Social media and the campaigns that drive brand success, are nothing without the people who make things happen!
Each week we profile one innovative industry executive and get them to answer 12 questions. Then, we share their insight with you!
This week, we take you to the Far East – to Astronaut China – an agency that “combines western advertising concepts with China’s marketing insights and advanced data processing technology”. We will be talking with Founder and Executive Creative Director, Michael Kaltenhauser, at the forefront of China’s digital marketing. So with that…
So, a bit about me before we dig in… I have been living and working in China for about 7 years now, where I started Astronaut in Beijing. And quite excitingly, we’ve been recognised as part of the Hong Kong agency, Pico TBA. Here at Astronaut, we focus on digital marketing, digital integration for offline situations, and data analysis for social audiences. Clientele ranges from the automotive, airline and tourism industry.
Previously, I worked in both central Europe and London, at a number of world-renowned agencies. McCann Erickson, Wirz BBDO, Wunderman, and Young & Rubicam.
It is also important to note that Michael is very well-known in the industry, as his work has been published in several advertising books and magazines. He has also received numerous awards. For example, an Effie and an Art Directors Club Award. Furthermore, business and tech website Business Insider has placed him amongst the world’s most 30 creative heads in social media marketing.
Michael houses a passion for tech, and showcases it in his work, giving Astronaut the direction to merge both disciplines into a new way of creating marketing solutions!
You can’t wait to hear his insights, right?! Well let’s crack on then!
About Social Media In General
1. Which is your favourite social media platform?
Living and working in China, my favourite is of course WeChat. It’s a lot more than a social platform – it’s part of people’s lives. A good friend of mine just recently discovered that he did not have his wallet with him for the past three days. He thought it was in his bag but because he does every(!) payment with WeChat, he wasn’t aware of it. Anything from taxi rides, to buying milk. Also, if you want to send something to a friend – a message, money, a voice snippet, films – it’s all done with this app. Brands use it as promotion tool to communicate with their customers, as an offline interaction tool (it supports iBeacons) and a lot more. It has developed into something which reaches into people’s daily lives in a way WhatsApp and Facebook can only dream about.
2. Which social platform is used most by your brand/agency?
3. In your opinion, what is the future of social media, and which platforms do you think will lead the way?
I think there needs be a split between peer-to-peer communication and brand-to-customer communication. There is no point for social platforms to want to make money from brands while keeping the environment not too attractive for brands, because they don’t want to disturb users. Real brand communication platforms would be a lot better. Customers and brands would be better off that way – it doesn’t exist yet, but maybe an entrepreneur is reading this.
About Great Social Media Campaigns
4. Please tell us about the one social media campaign you liked the most this year.
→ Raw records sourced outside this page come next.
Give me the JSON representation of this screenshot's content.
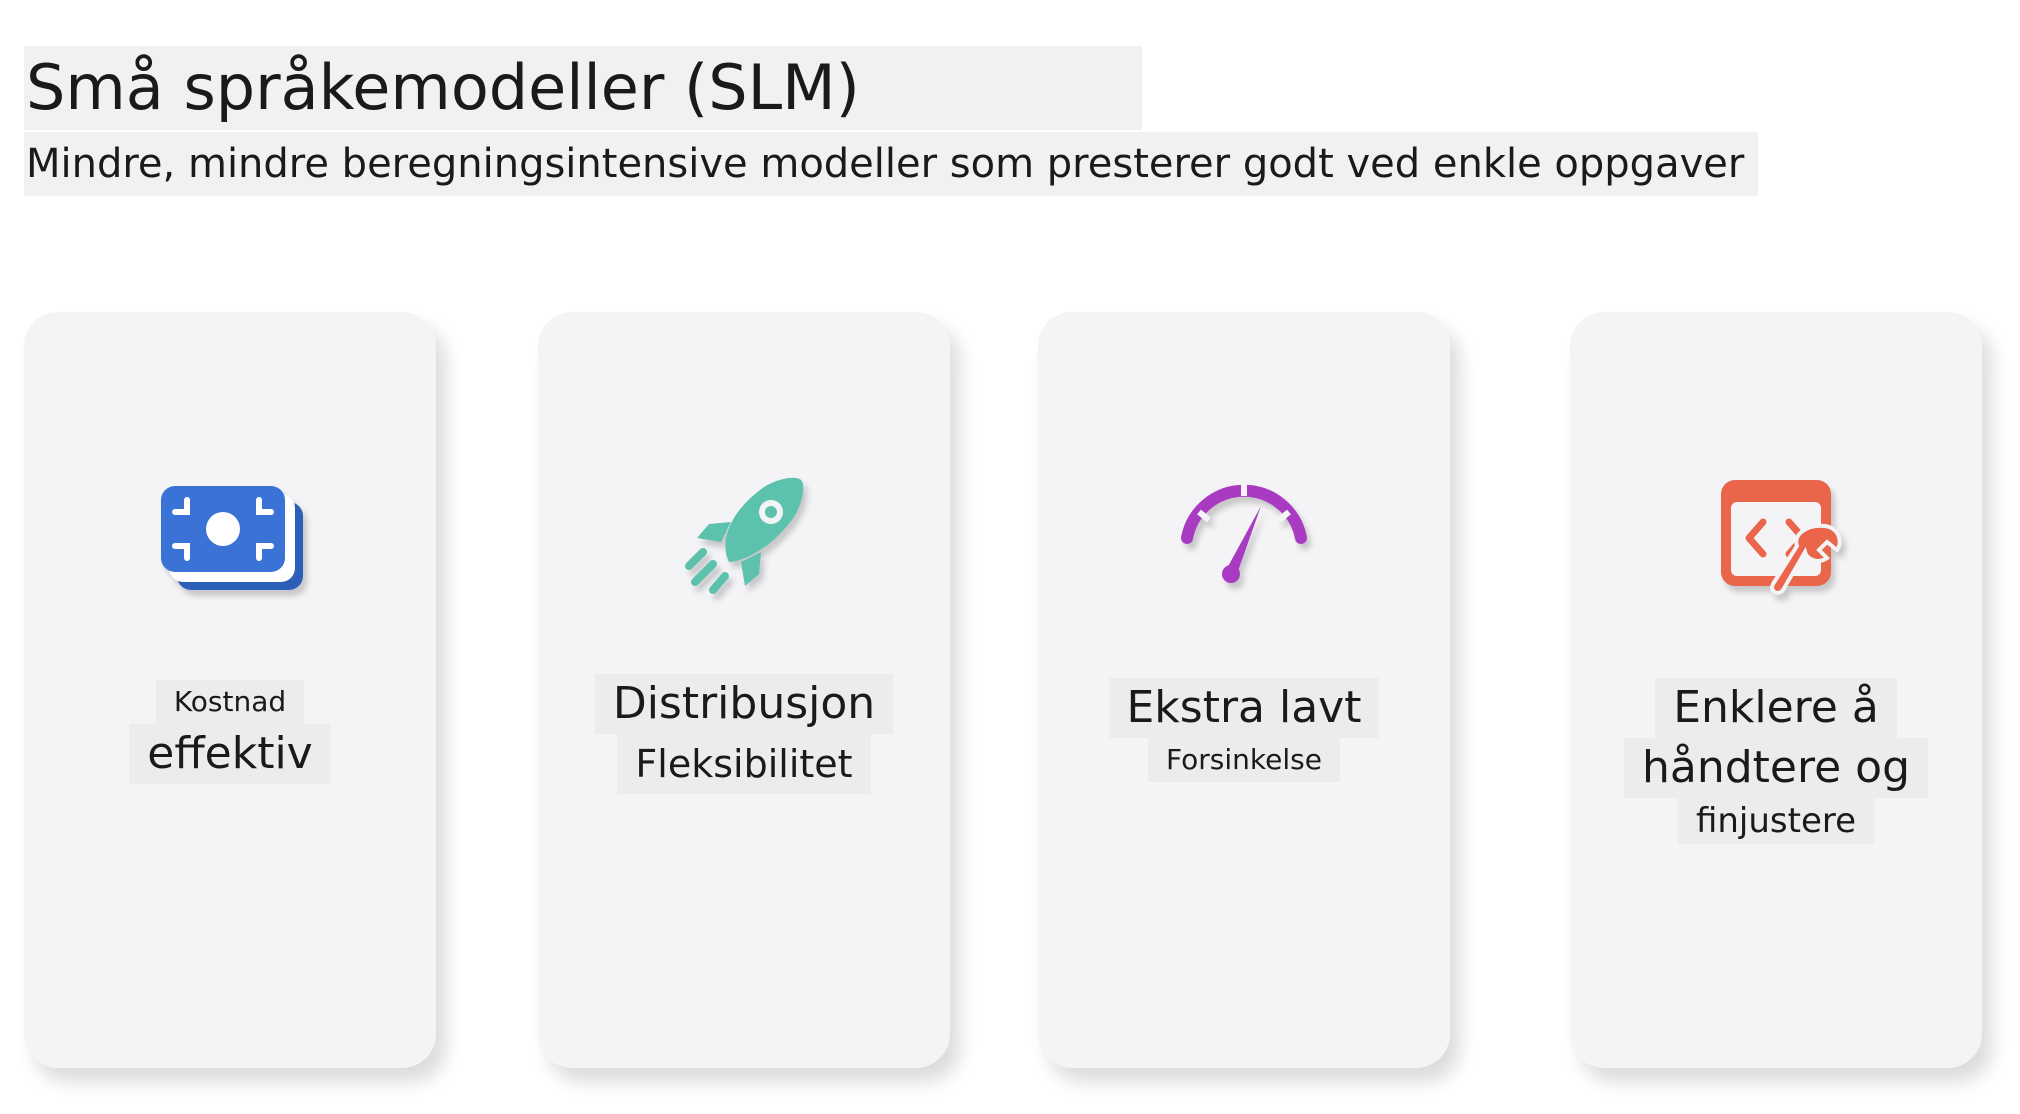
{
  "header": {
    "title": "Små språkemodeller (SLM)",
    "subtitle": "Mindre, mindre beregningsintensive modeller som presterer godt ved enkle oppgaver"
  },
  "cards": [
    {
      "icon": "money-icon",
      "icon_color": "#3a72d6",
      "lines": [
        "Kostnad",
        "effektiv"
      ]
    },
    {
      "icon": "rocket-icon",
      "icon_color": "#5cc2ae",
      "lines": [
        "Distribusjon",
        "Fleksibilitet"
      ]
    },
    {
      "icon": "speedometer-icon",
      "icon_color": "#a93ac2",
      "lines": [
        "Ekstra lavt",
        "Forsinkelse"
      ]
    },
    {
      "icon": "code-wrench-icon",
      "icon_color": "#ea654a",
      "lines": [
        "Enklere å",
        "håndtere og",
        "finjustere"
      ]
    }
  ]
}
I liked the video for Dianping (a peer-to-peer recommendation app in China)! It was a spoof product demonstration video that showed an app called App Mixer. The demonstration showed that users could drag and drop their favourite apps into App Mixer to create a new hybrid app. People first thought it was real, and watched it millions of times in just a few hours.
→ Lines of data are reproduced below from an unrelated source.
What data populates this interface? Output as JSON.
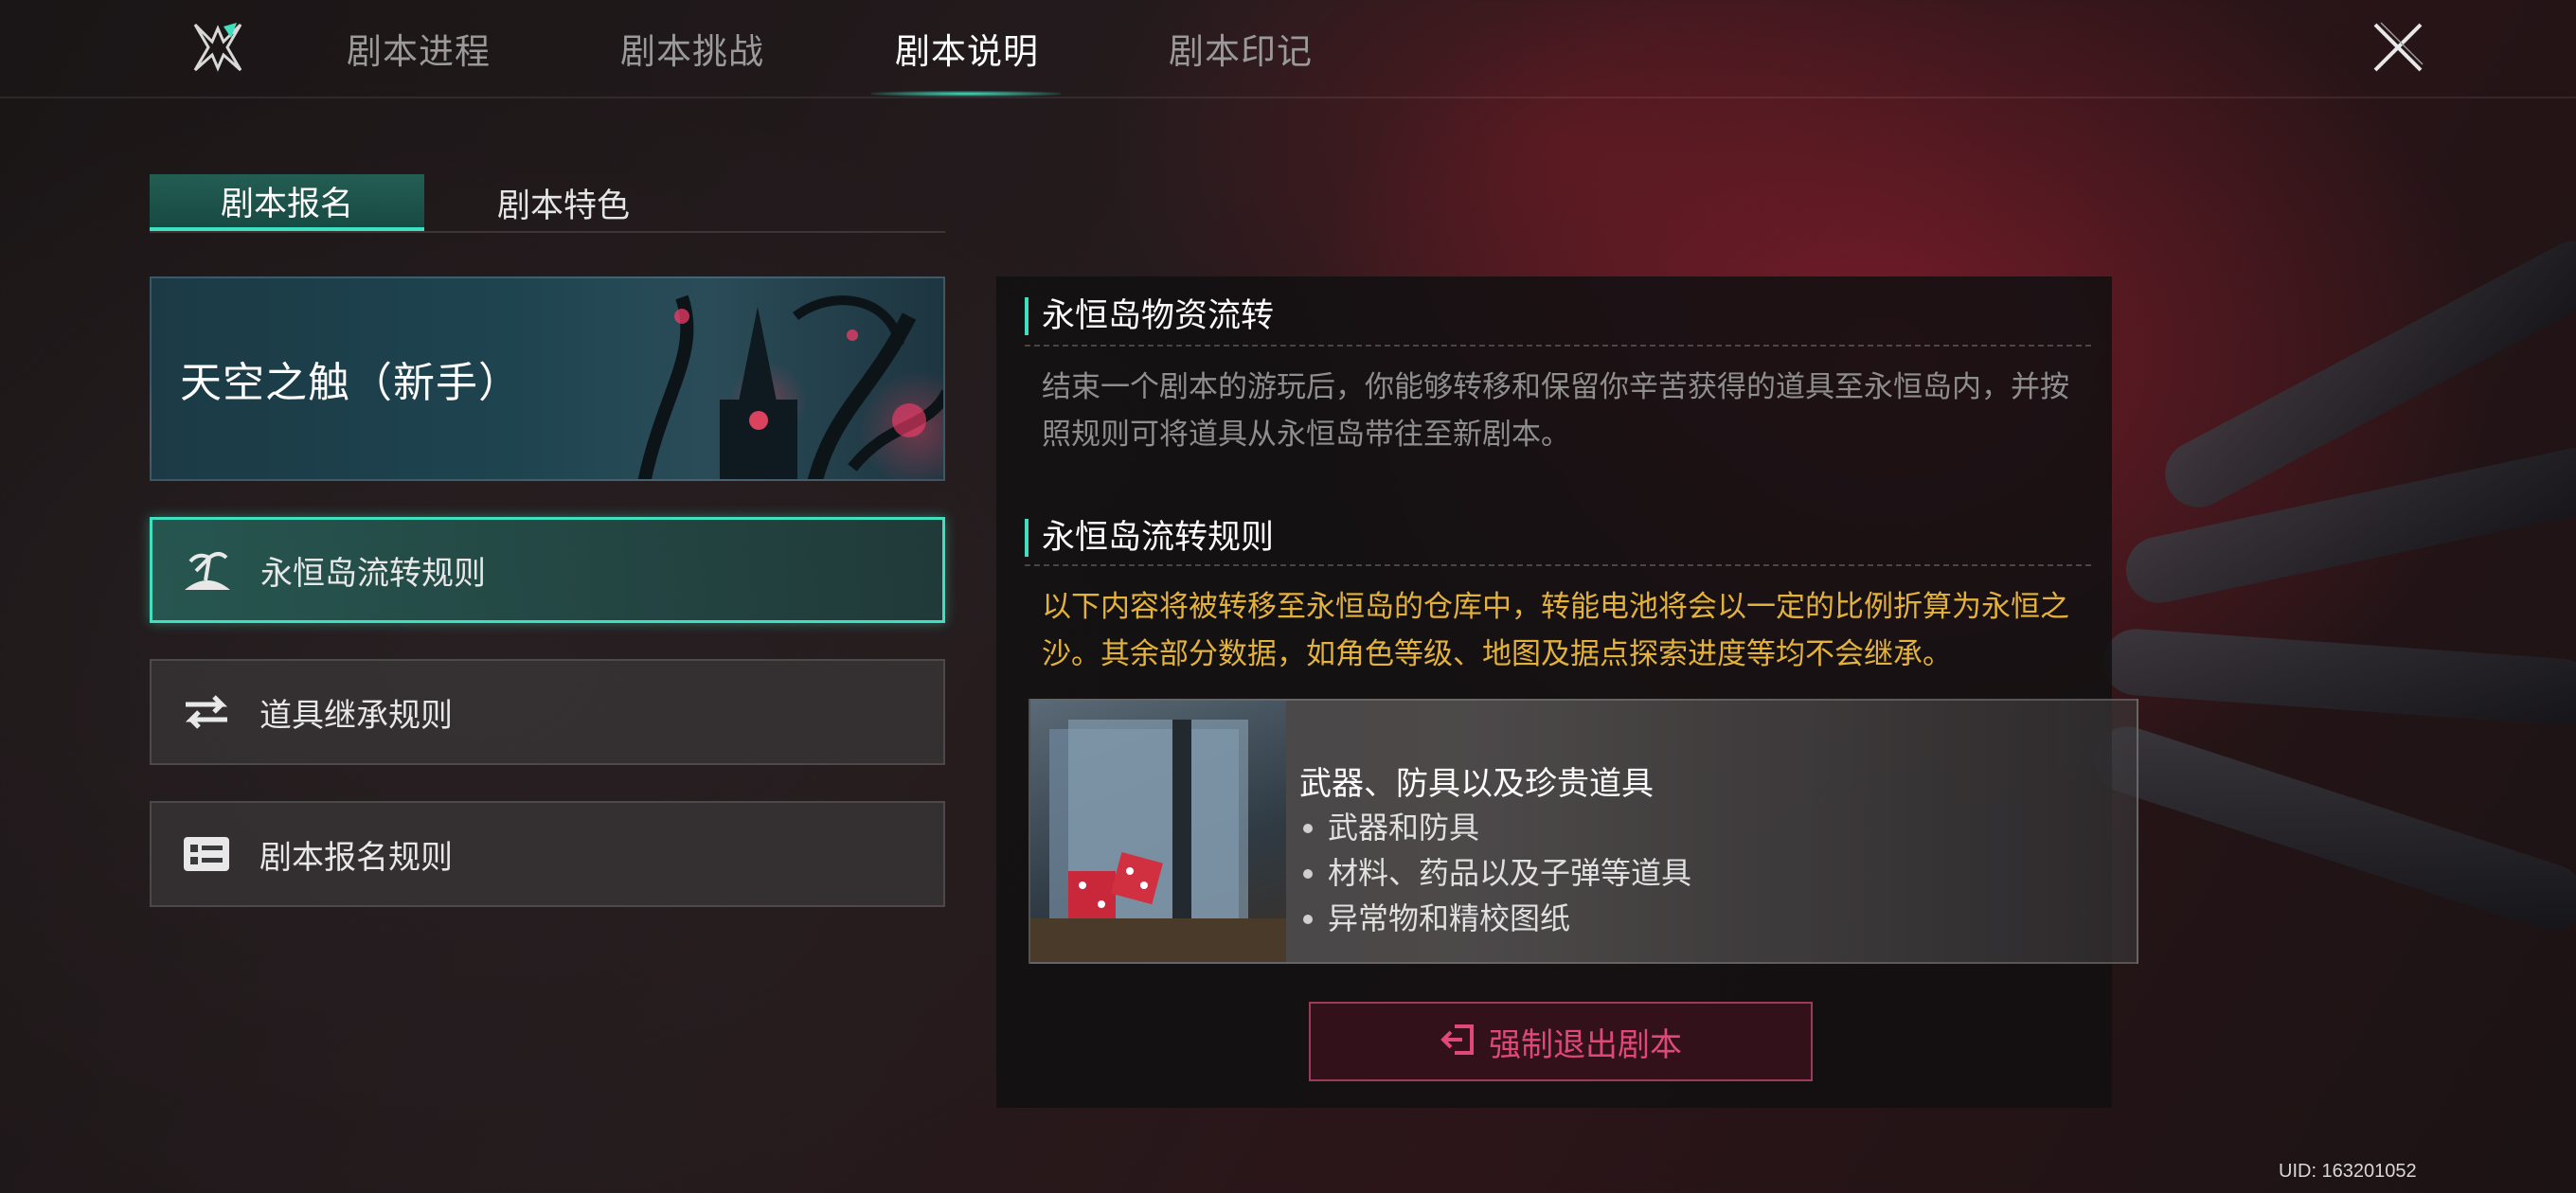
{
  "nav": {
    "tabs": [
      {
        "label": "剧本进程"
      },
      {
        "label": "剧本挑战"
      },
      {
        "label": "剧本说明"
      },
      {
        "label": "剧本印记"
      }
    ],
    "active_tab": "剧本说明"
  },
  "subtabs": [
    {
      "label": "剧本报名"
    },
    {
      "label": "剧本特色"
    }
  ],
  "banner": {
    "title": "天空之触（新手）"
  },
  "menu": [
    {
      "label": "永恒岛流转规则",
      "icon": "island-icon"
    },
    {
      "label": "道具继承规则",
      "icon": "transfer-arrows-icon"
    },
    {
      "label": "剧本报名规则",
      "icon": "id-card-icon"
    }
  ],
  "panel": {
    "section1": {
      "title": "永恒岛物资流转",
      "text": "结束一个剧本的游玩后，你能够转移和保留你辛苦获得的道具至永恒岛内，并按照规则可将道具从永恒岛带往至新剧本。"
    },
    "section2": {
      "title": "永恒岛流转规则",
      "text": "以下内容将被转移至永恒岛的仓库中，转能电池将会以一定的比例折算为永恒之沙。其余部分数据，如角色等级、地图及据点探索进度等均不会继承。"
    },
    "card": {
      "title": "武器、防具以及珍贵道具",
      "items": [
        "武器和防具",
        "材料、药品以及子弹等道具",
        "异常物和精校图纸"
      ]
    },
    "exit_button": "强制退出剧本"
  },
  "uid": "UID: 163201052",
  "colors": {
    "accent": "#3fe0c0",
    "warn": "#e3b23c",
    "danger": "#e0487a"
  }
}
5. What about the latest campaign your brand or agency was involved in?
We’ve done an innovative campaign for Star Alliance in China, where participants could show appreciation to peers, family members or business colleagues who have achieved something outstanding. The campaign was called ‘You make a difference’, as often people who have achieved something (quite often though hard work) are influencing the people around them positively. The campaign created a stream of honest and touching messages where people showed the sort of appreciation which often is not voiced at all.
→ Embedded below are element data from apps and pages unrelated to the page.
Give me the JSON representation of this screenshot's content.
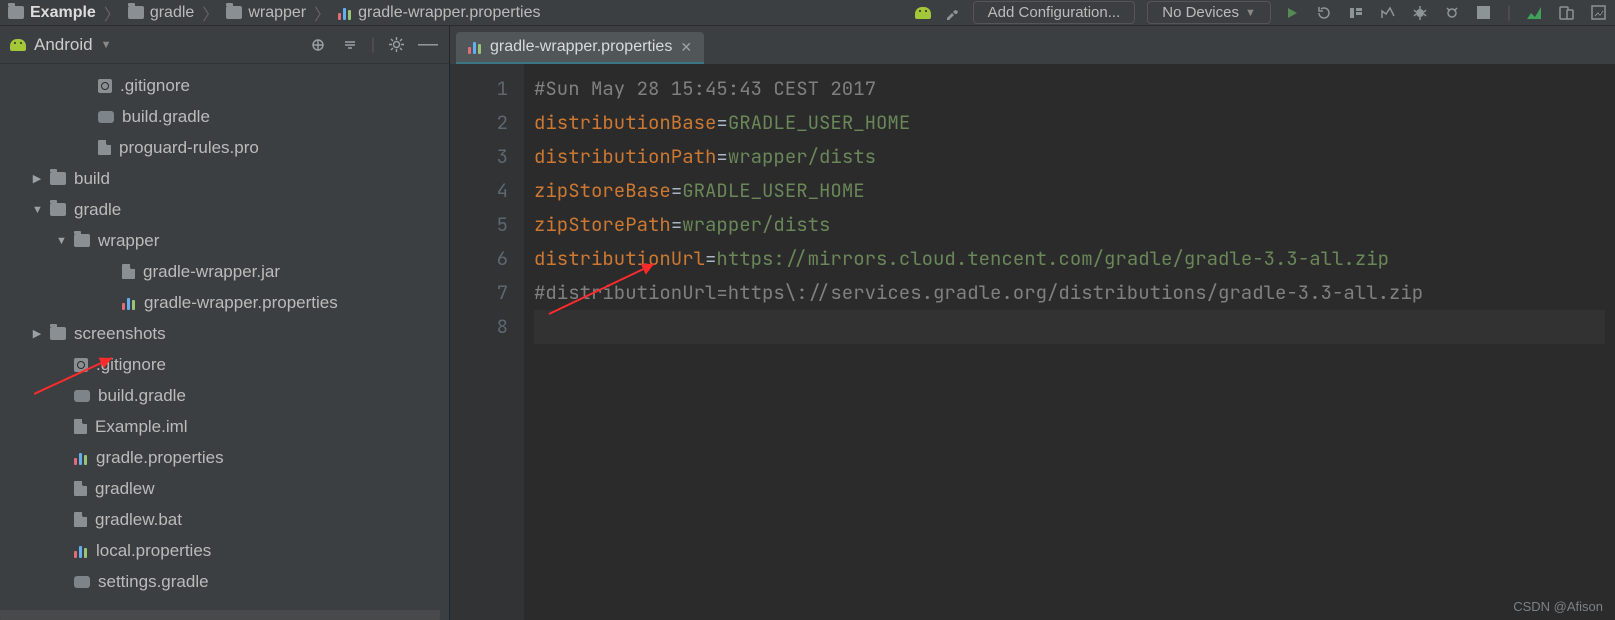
{
  "breadcrumbs": [
    "Example",
    "gradle",
    "wrapper",
    "gradle-wrapper.properties"
  ],
  "toolbar": {
    "add_config": "Add Configuration...",
    "devices": "No Devices"
  },
  "sidebar": {
    "title": "Android",
    "items": [
      {
        "indent": 3,
        "icon": "gitignore",
        "label": ".gitignore"
      },
      {
        "indent": 3,
        "icon": "gradle",
        "label": "build.gradle"
      },
      {
        "indent": 3,
        "icon": "file",
        "label": "proguard-rules.pro"
      },
      {
        "indent": 1,
        "icon": "folder",
        "arrow": "right",
        "label": "build"
      },
      {
        "indent": 1,
        "icon": "folder",
        "arrow": "down",
        "label": "gradle"
      },
      {
        "indent": 2,
        "icon": "folder",
        "arrow": "down",
        "label": "wrapper"
      },
      {
        "indent": 4,
        "icon": "file",
        "label": "gradle-wrapper.jar"
      },
      {
        "indent": 4,
        "icon": "bars",
        "label": "gradle-wrapper.properties"
      },
      {
        "indent": 1,
        "icon": "folder",
        "arrow": "right",
        "label": "screenshots"
      },
      {
        "indent": 2,
        "icon": "gitignore",
        "label": ".gitignore"
      },
      {
        "indent": 2,
        "icon": "gradle",
        "label": "build.gradle"
      },
      {
        "indent": 2,
        "icon": "file",
        "label": "Example.iml"
      },
      {
        "indent": 2,
        "icon": "bars",
        "label": "gradle.properties"
      },
      {
        "indent": 2,
        "icon": "file",
        "label": "gradlew"
      },
      {
        "indent": 2,
        "icon": "file",
        "label": "gradlew.bat"
      },
      {
        "indent": 2,
        "icon": "bars",
        "label": "local.properties"
      },
      {
        "indent": 2,
        "icon": "gradle",
        "label": "settings.gradle"
      }
    ]
  },
  "editor": {
    "tab": "gradle-wrapper.properties",
    "lines": [
      {
        "n": 1,
        "type": "comment",
        "text": "#Sun May 28 15:45:43 CEST 2017"
      },
      {
        "n": 2,
        "type": "kv",
        "key": "distributionBase",
        "value": "GRADLE_USER_HOME"
      },
      {
        "n": 3,
        "type": "kv",
        "key": "distributionPath",
        "value": "wrapper/dists"
      },
      {
        "n": 4,
        "type": "kv",
        "key": "zipStoreBase",
        "value": "GRADLE_USER_HOME"
      },
      {
        "n": 5,
        "type": "kv",
        "key": "zipStorePath",
        "value": "wrapper/dists"
      },
      {
        "n": 6,
        "type": "kv",
        "key": "distributionUrl",
        "value": "https://mirrors.cloud.tencent.com/gradle/gradle-3.3-all.zip"
      },
      {
        "n": 7,
        "type": "comment",
        "text": "#distributionUrl=https\\://services.gradle.org/distributions/gradle-3.3-all.zip"
      },
      {
        "n": 8,
        "type": "empty",
        "cursor": true
      }
    ]
  },
  "watermark": "CSDN @Afison"
}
6. What is the most important thing brands and agencies must keep in mind, in order to build a successful social media campaign?
It needs to be relevant to the brand’s message. Sometimes social campaigns are interesting or funny, but it’s not clear what the takeaway is. If it’s not guaranteed that the right message will come across, then it’s a waste, even if many people have participated.
7. In your opinion, which is the most important KPI to watch during a social media campaign?
Reaching the right people, instead of as many people as possible.
About The Future Of Social Media Marketing
8. What will be the role of social media in the marketing mix of the future?
I believe that brands should look more for like-minded accounts to co-operate, aiming to reach new audiences, even without necessarily making everybody their own follower – Instead of telling an audience the same or similar messages over and over again.
9. What would you say is the biggest obstacle within the field of social media marketing
Many clients are wondering if they’re getting enough value out of the hard work.
10. If you had to give one piece of advice to someone who has just started out in the industry, what would it be?
Huge numbers are not always the best outcome – otherwise we would all do “four bunnies in a glass” videos.
11. In your opinion, which is the “ad format of the future”?
Giving consumers complete control about what they want to receive from advertisers, and what information (even much more detailed than now) they want to share with brands.
12. Finally, tell us one thing someone would NOT be able to find about you from looking at your social media profiles.
It’s this one unbelievable and scandalous secret about myself which even my mother doesn’t know.